_Prompt_:
Would you restate every entry below word for word? Leave out the pictures.

_Working data_:
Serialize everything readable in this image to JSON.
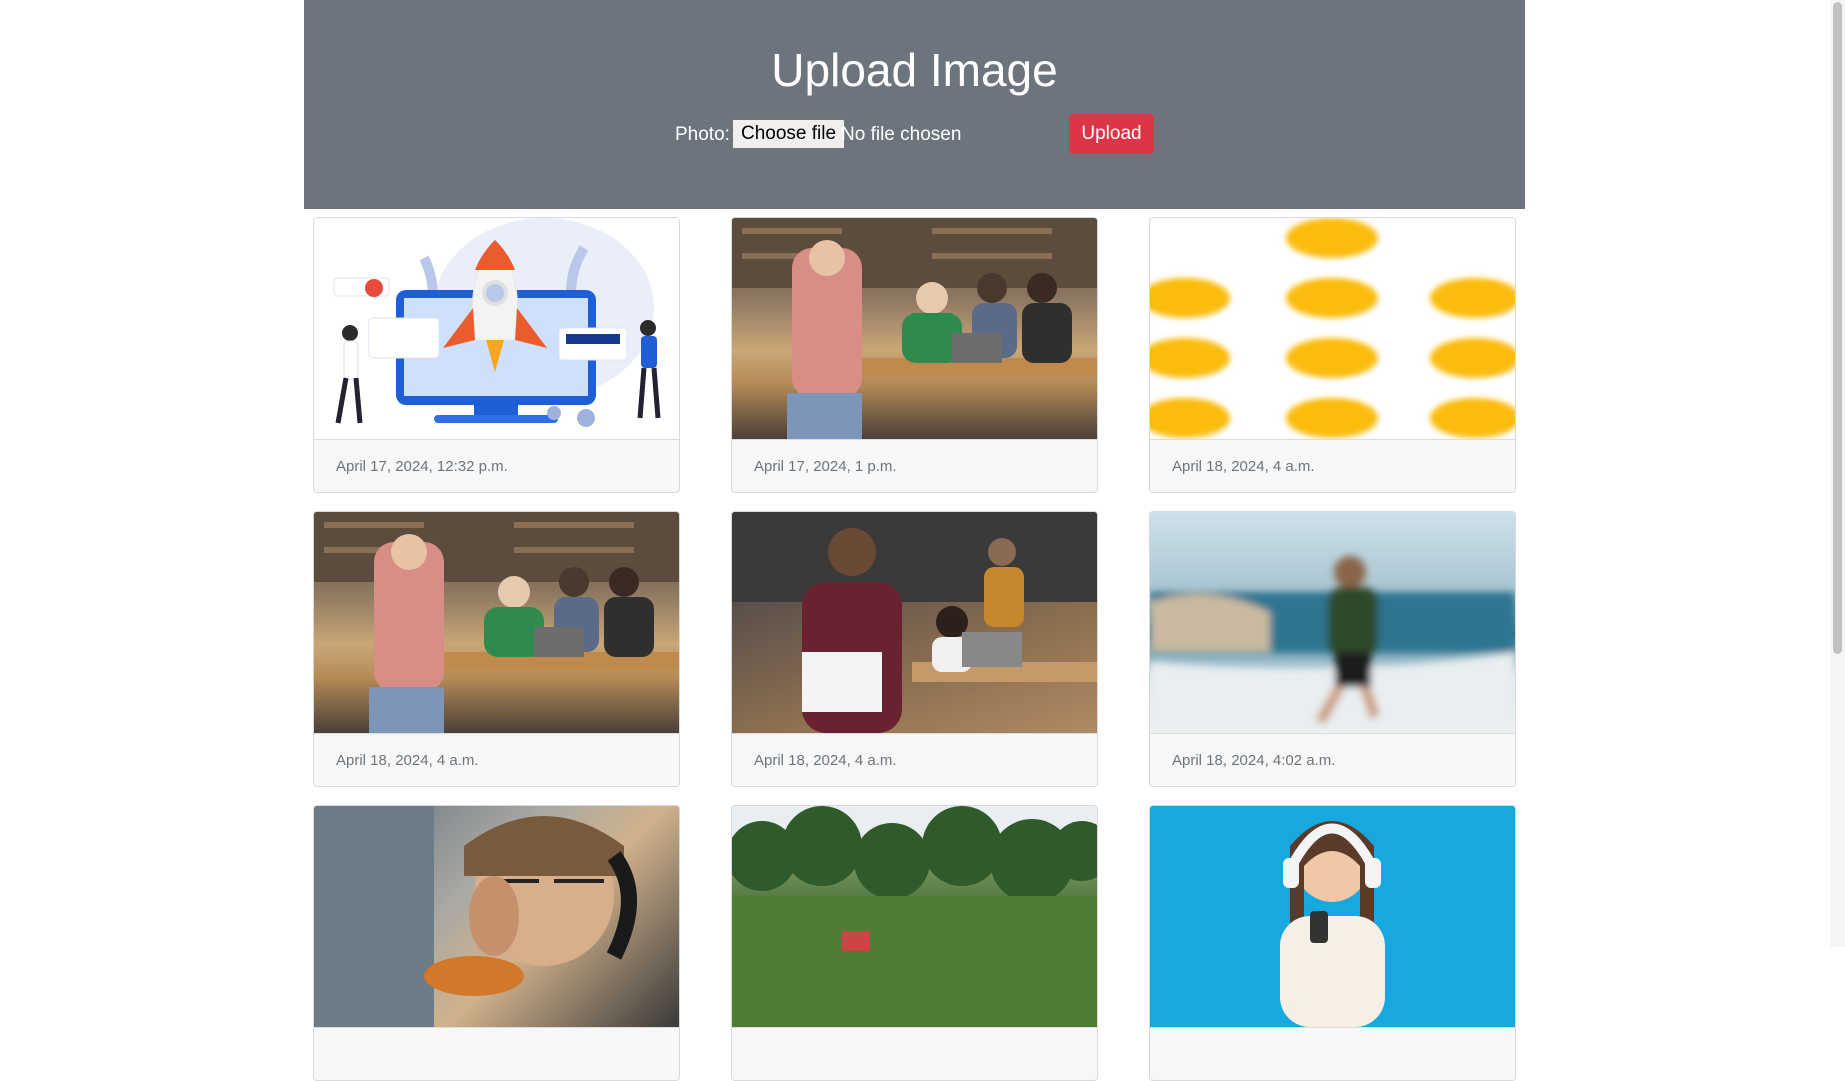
{
  "header": {
    "title": "Upload Image",
    "photo_label": "Photo:",
    "choose_file": "Choose file",
    "file_status": "No file chosen",
    "upload_label": "Upload"
  },
  "colors": {
    "header_bg": "#6c757d",
    "upload_button": "#dc3545"
  },
  "gallery": [
    {
      "date": "April 17, 2024, 12:32 p.m.",
      "image": "rocket-illustration"
    },
    {
      "date": "April 17, 2024, 1 p.m.",
      "image": "students-at-table"
    },
    {
      "date": "April 18, 2024, 4 a.m.",
      "image": "yellow-dots-pattern"
    },
    {
      "date": "April 18, 2024, 4 a.m.",
      "image": "students-at-table"
    },
    {
      "date": "April 18, 2024, 4 a.m.",
      "image": "office-meeting"
    },
    {
      "date": "April 18, 2024, 4:02 a.m.",
      "image": "hiker-on-cliff"
    },
    {
      "date": "",
      "image": "man-with-headphones"
    },
    {
      "date": "",
      "image": "park-landscape"
    },
    {
      "date": "",
      "image": "woman-with-headphones"
    }
  ]
}
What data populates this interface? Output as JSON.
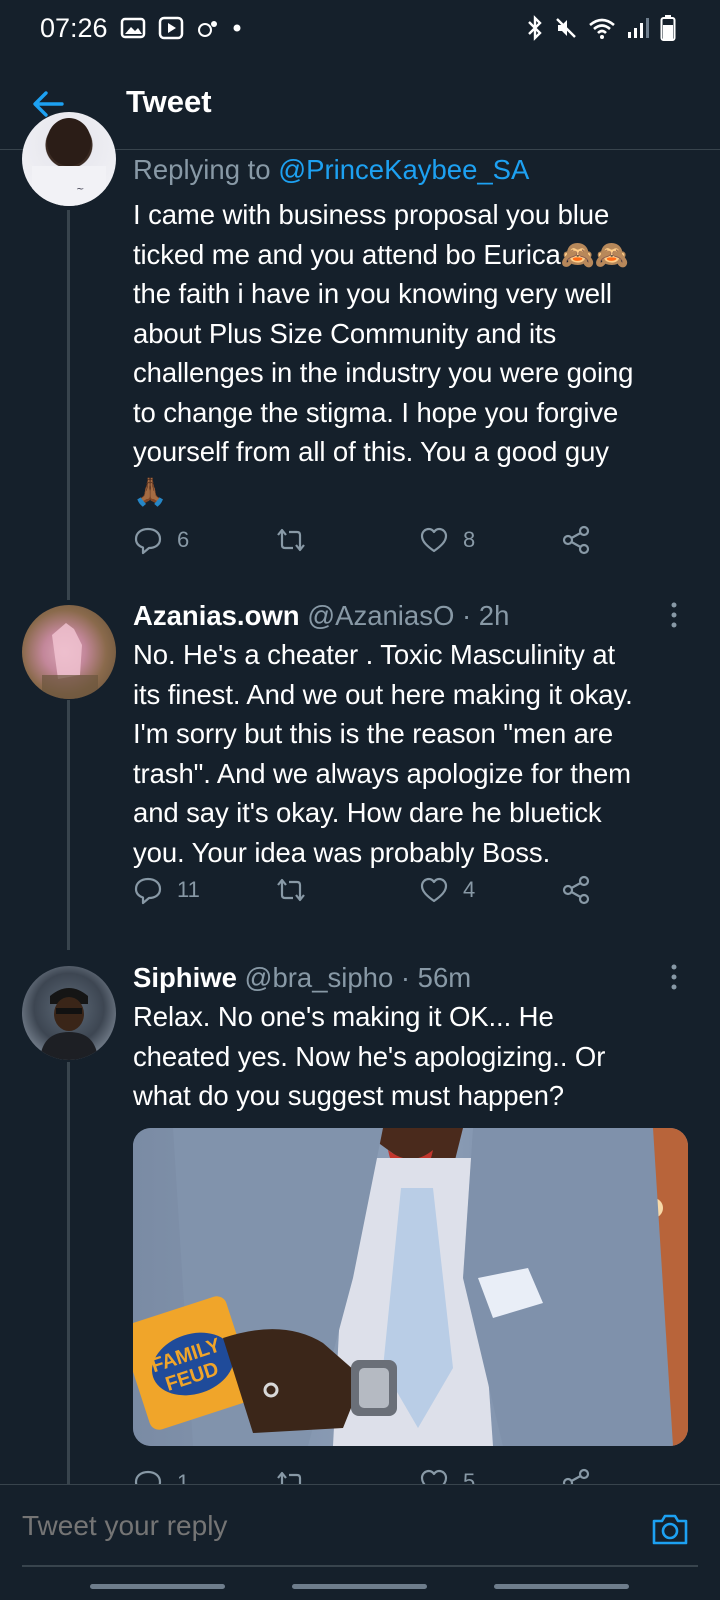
{
  "status_bar": {
    "time": "07:26",
    "icons_left": [
      "gallery-icon",
      "play-store-icon",
      "signal-notification-icon",
      "dot-icon"
    ],
    "icons_right": [
      "bluetooth-icon",
      "mute-icon",
      "wifi-icon",
      "cell-signal-icon",
      "battery-icon"
    ]
  },
  "header": {
    "title": "Tweet",
    "back_icon": "back-arrow-icon",
    "accent_color": "#1da1f2"
  },
  "tweets": [
    {
      "reply_prefix": "Replying to ",
      "reply_to": "@PrinceKaybee_SA",
      "text": "I came with business proposal you blue\nticked me and you attend bo Eurica🙈🙈\nthe faith i have in you knowing very well\nabout Plus Size Community and its\nchallenges in the industry you were going\nto change the stigma. I hope you forgive\nyourself from all of this. You a good guy\n🙏🏾",
      "replies": "6",
      "retweets": "",
      "likes": "8"
    },
    {
      "name": "Azanias.own",
      "handle_time": " @AzaniasO · 2h",
      "text": "No. He's a cheater . Toxic Masculinity at\nits finest. And we out here making it okay.\nI'm sorry but this is the reason \"men are\ntrash\". And we always apologize for them\nand say it's okay. How dare he bluetick\nyou. Your idea was probably Boss.",
      "replies": "11",
      "retweets": "",
      "likes": "4"
    },
    {
      "name": "Siphiwe",
      "handle_time": " @bra_sipho · 56m",
      "text": "Relax. No one's making it OK... He\ncheated yes. Now he's apologizing.. Or\nwhat do you suggest must happen?",
      "replies": "1",
      "retweets": "",
      "likes": "5",
      "media_card_text": "FAMILY\nFEUD"
    }
  ],
  "compose": {
    "placeholder": "Tweet your reply",
    "camera_icon": "camera-icon"
  },
  "colors": {
    "background": "#15202b",
    "secondary_text": "#8899a6",
    "divider": "#38444d",
    "accent": "#1da1f2"
  }
}
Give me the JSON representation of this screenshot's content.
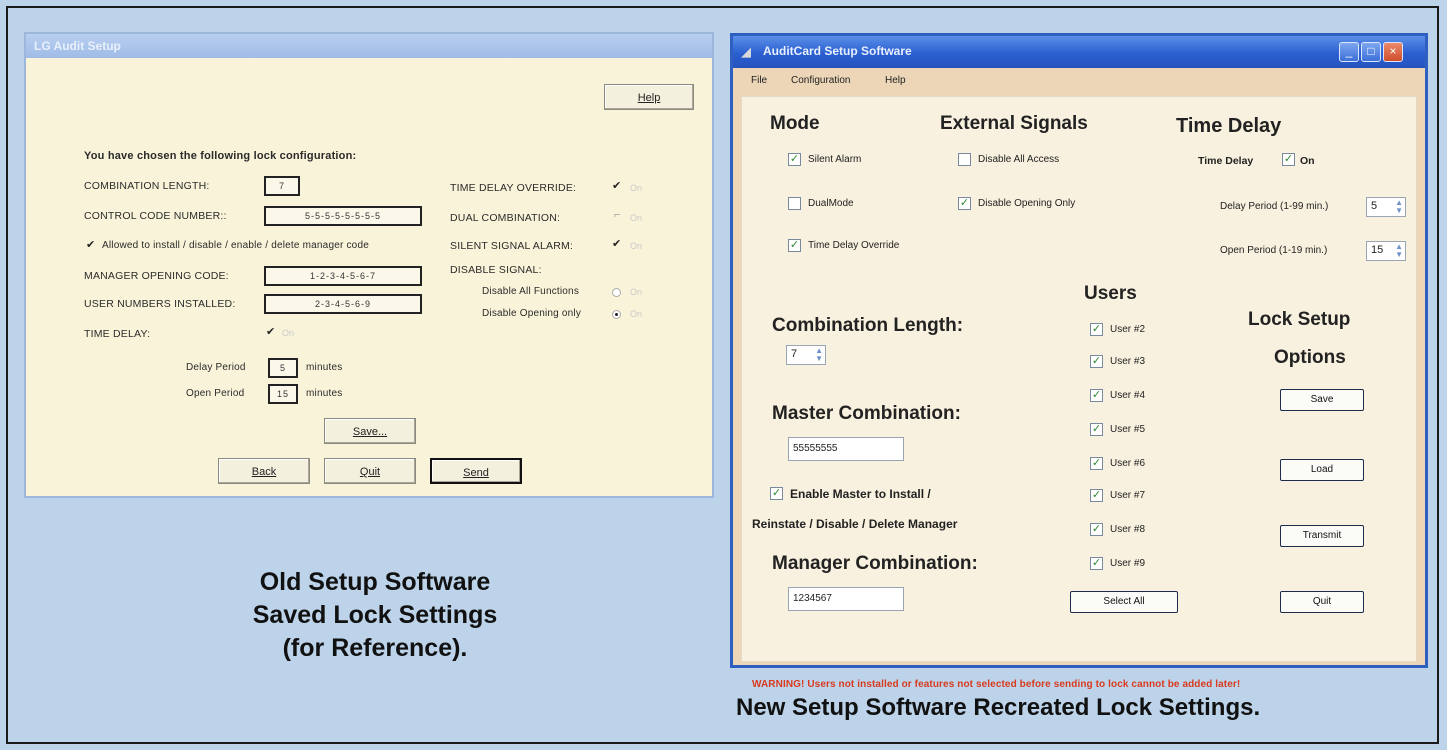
{
  "old": {
    "title": "LG Audit Setup",
    "help": "Help",
    "heading": "You have chosen the following lock configuration:",
    "combination_length_label": "COMBINATION LENGTH:",
    "combination_length": "7",
    "control_code_label": "CONTROL CODE NUMBER::",
    "control_code": "5-5-5-5-5-5-5-5",
    "allowed_label": "Allowed to install / disable / enable / delete manager code",
    "manager_code_label": "MANAGER OPENING CODE:",
    "manager_code": "1-2-3-4-5-6-7",
    "users_label": "USER NUMBERS INSTALLED:",
    "users": "2-3-4-5-6-9",
    "time_delay_label": "TIME DELAY:",
    "on_word": "On",
    "delay_period_label": "Delay Period",
    "delay_period": "5",
    "open_period_label": "Open Period",
    "open_period": "15",
    "minutes": "minutes",
    "tdo_label": "TIME DELAY OVERRIDE:",
    "dual_label": "DUAL COMBINATION:",
    "silent_label": "SILENT SIGNAL ALARM:",
    "disable_signal_label": "DISABLE SIGNAL:",
    "disable_all_label": "Disable All Functions",
    "disable_opening_label": "Disable Opening only",
    "save": "Save...",
    "back": "Back",
    "quit": "Quit",
    "send": "Send",
    "checkmark": "✔"
  },
  "caption_old": [
    "Old Setup Software",
    "Saved Lock Settings",
    "(for Reference)."
  ],
  "new": {
    "title": "AuditCard Setup Software",
    "menu": [
      "File",
      "Configuration",
      "Help"
    ],
    "mode_heading": "Mode",
    "external_heading": "External Signals",
    "time_delay_heading": "Time Delay",
    "silent_alarm": "Silent Alarm",
    "dual_mode": "DualMode",
    "time_delay_override": "Time Delay Override",
    "disable_all_access": "Disable All Access",
    "disable_opening_only": "Disable Opening Only",
    "time_delay_label": "Time Delay",
    "on": "On",
    "delay_period_label": "Delay Period (1-99 min.)",
    "delay_period": "5",
    "open_period_label": "Open Period (1-19 min.)",
    "open_period": "15",
    "users_heading": "Users",
    "users": [
      "User #2",
      "User #3",
      "User #4",
      "User #5",
      "User #6",
      "User #7",
      "User #8",
      "User #9"
    ],
    "select_all": "Select All",
    "combination_length_heading": "Combination Length:",
    "combination_length": "7",
    "master_heading": "Master Combination:",
    "master_value": "55555555",
    "enable_master_line1": "Enable Master to Install /",
    "enable_master_line2": "Reinstate / Disable / Delete Manager",
    "manager_heading": "Manager Combination:",
    "manager_value": "1234567",
    "lock_setup_line1": "Lock Setup",
    "lock_setup_line2": "Options",
    "save": "Save",
    "load": "Load",
    "transmit": "Transmit",
    "quit": "Quit",
    "warning": "WARNING! Users not installed or features not selected before sending to lock cannot be added later!",
    "check": "✓"
  },
  "caption_new": "New Setup Software Recreated Lock Settings."
}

_Your solution_:
Serialize everything readable in this image to JSON.
{
  "header": {
    "title": "Upload Image",
    "photo_label": "Photo:",
    "choose_file": "Choose file",
    "file_status": "No file chosen",
    "upload_label": "Upload"
  },
  "colors": {
    "header_bg": "#6c757d",
    "upload_button": "#dc3545"
  },
  "gallery": [
    {
      "date": "April 17, 2024, 12:32 p.m.",
      "image": "rocket-illustration"
    },
    {
      "date": "April 17, 2024, 1 p.m.",
      "image": "students-at-table"
    },
    {
      "date": "April 18, 2024, 4 a.m.",
      "image": "yellow-dots-pattern"
    },
    {
      "date": "April 18, 2024, 4 a.m.",
      "image": "students-at-table"
    },
    {
      "date": "April 18, 2024, 4 a.m.",
      "image": "office-meeting"
    },
    {
      "date": "April 18, 2024, 4:02 a.m.",
      "image": "hiker-on-cliff"
    },
    {
      "date": "",
      "image": "man-with-headphones"
    },
    {
      "date": "",
      "image": "park-landscape"
    },
    {
      "date": "",
      "image": "woman-with-headphones"
    }
  ]
}
What data populates this interface? Output as JSON.
{
  "status_bar": {
    "time": "07:26",
    "icons_left": [
      "gallery-icon",
      "play-store-icon",
      "signal-notification-icon",
      "dot-icon"
    ],
    "icons_right": [
      "bluetooth-icon",
      "mute-icon",
      "wifi-icon",
      "cell-signal-icon",
      "battery-icon"
    ]
  },
  "header": {
    "title": "Tweet",
    "back_icon": "back-arrow-icon",
    "accent_color": "#1da1f2"
  },
  "tweets": [
    {
      "reply_prefix": "Replying to ",
      "reply_to": "@PrinceKaybee_SA",
      "text": "I came with business proposal you blue\nticked me and you attend bo Eurica🙈🙈\nthe faith i have in you knowing very well\nabout Plus Size Community and its\nchallenges in the industry you were going\nto change the stigma. I hope you forgive\nyourself from all of this. You a good guy\n🙏🏾",
      "replies": "6",
      "retweets": "",
      "likes": "8"
    },
    {
      "name": "Azanias.own",
      "handle_time": " @AzaniasO · 2h",
      "text": "No. He's a cheater . Toxic Masculinity at\nits finest. And we out here making it okay.\nI'm sorry but this is the reason \"men are\ntrash\". And we always apologize for them\nand say it's okay. How dare he bluetick\nyou. Your idea was probably Boss.",
      "replies": "11",
      "retweets": "",
      "likes": "4"
    },
    {
      "name": "Siphiwe",
      "handle_time": " @bra_sipho · 56m",
      "text": "Relax. No one's making it OK... He\ncheated yes. Now he's apologizing.. Or\nwhat do you suggest must happen?",
      "replies": "1",
      "retweets": "",
      "likes": "5",
      "media_card_text": "FAMILY\nFEUD"
    }
  ],
  "compose": {
    "placeholder": "Tweet your reply",
    "camera_icon": "camera-icon"
  },
  "colors": {
    "background": "#15202b",
    "secondary_text": "#8899a6",
    "divider": "#38444d",
    "accent": "#1da1f2"
  }
}
Give me the JSON representation of this screenshot's content.
{
  "old": {
    "title": "LG Audit Setup",
    "help": "Help",
    "heading": "You have chosen the following lock configuration:",
    "combination_length_label": "COMBINATION LENGTH:",
    "combination_length": "7",
    "control_code_label": "CONTROL CODE NUMBER::",
    "control_code": "5-5-5-5-5-5-5-5",
    "allowed_label": "Allowed to install / disable / enable / delete manager code",
    "manager_code_label": "MANAGER OPENING CODE:",
    "manager_code": "1-2-3-4-5-6-7",
    "users_label": "USER NUMBERS INSTALLED:",
    "users": "2-3-4-5-6-9",
    "time_delay_label": "TIME DELAY:",
    "on_word": "On",
    "delay_period_label": "Delay Period",
    "delay_period": "5",
    "open_period_label": "Open Period",
    "open_period": "15",
    "minutes": "minutes",
    "tdo_label": "TIME DELAY OVERRIDE:",
    "dual_label": "DUAL COMBINATION:",
    "silent_label": "SILENT SIGNAL ALARM:",
    "disable_signal_label": "DISABLE SIGNAL:",
    "disable_all_label": "Disable All Functions",
    "disable_opening_label": "Disable Opening only",
    "save": "Save...",
    "back": "Back",
    "quit": "Quit",
    "send": "Send",
    "checkmark": "✔"
  },
  "caption_old": [
    "Old Setup Software",
    "Saved Lock Settings",
    "(for Reference)."
  ],
  "new": {
    "title": "AuditCard Setup Software",
    "menu": [
      "File",
      "Configuration",
      "Help"
    ],
    "mode_heading": "Mode",
    "external_heading": "External Signals",
    "time_delay_heading": "Time Delay",
    "silent_alarm": "Silent Alarm",
    "dual_mode": "DualMode",
    "time_delay_override": "Time Delay Override",
    "disable_all_access": "Disable All Access",
    "disable_opening_only": "Disable Opening Only",
    "time_delay_label": "Time Delay",
    "on": "On",
    "delay_period_label": "Delay Period (1-99 min.)",
    "delay_period": "5",
    "open_period_label": "Open Period (1-19 min.)",
    "open_period": "15",
    "users_heading": "Users",
    "users": [
      "User #2",
      "User #3",
      "User #4",
      "User #5",
      "User #6",
      "User #7",
      "User #8",
      "User #9"
    ],
    "select_all": "Select All",
    "combination_length_heading": "Combination Length:",
    "combination_length": "7",
    "master_heading": "Master Combination:",
    "master_value": "55555555",
    "enable_master_line1": "Enable Master to Install /",
    "enable_master_line2": "Reinstate / Disable / Delete Manager",
    "manager_heading": "Manager Combination:",
    "manager_value": "1234567",
    "lock_setup_line1": "Lock Setup",
    "lock_setup_line2": "Options",
    "save": "Save",
    "load": "Load",
    "transmit": "Transmit",
    "quit": "Quit",
    "warning": "WARNING! Users not installed or features not selected before sending to lock cannot be added later!",
    "check": "✓"
  },
  "caption_new": "New Setup Software Recreated Lock Settings."
}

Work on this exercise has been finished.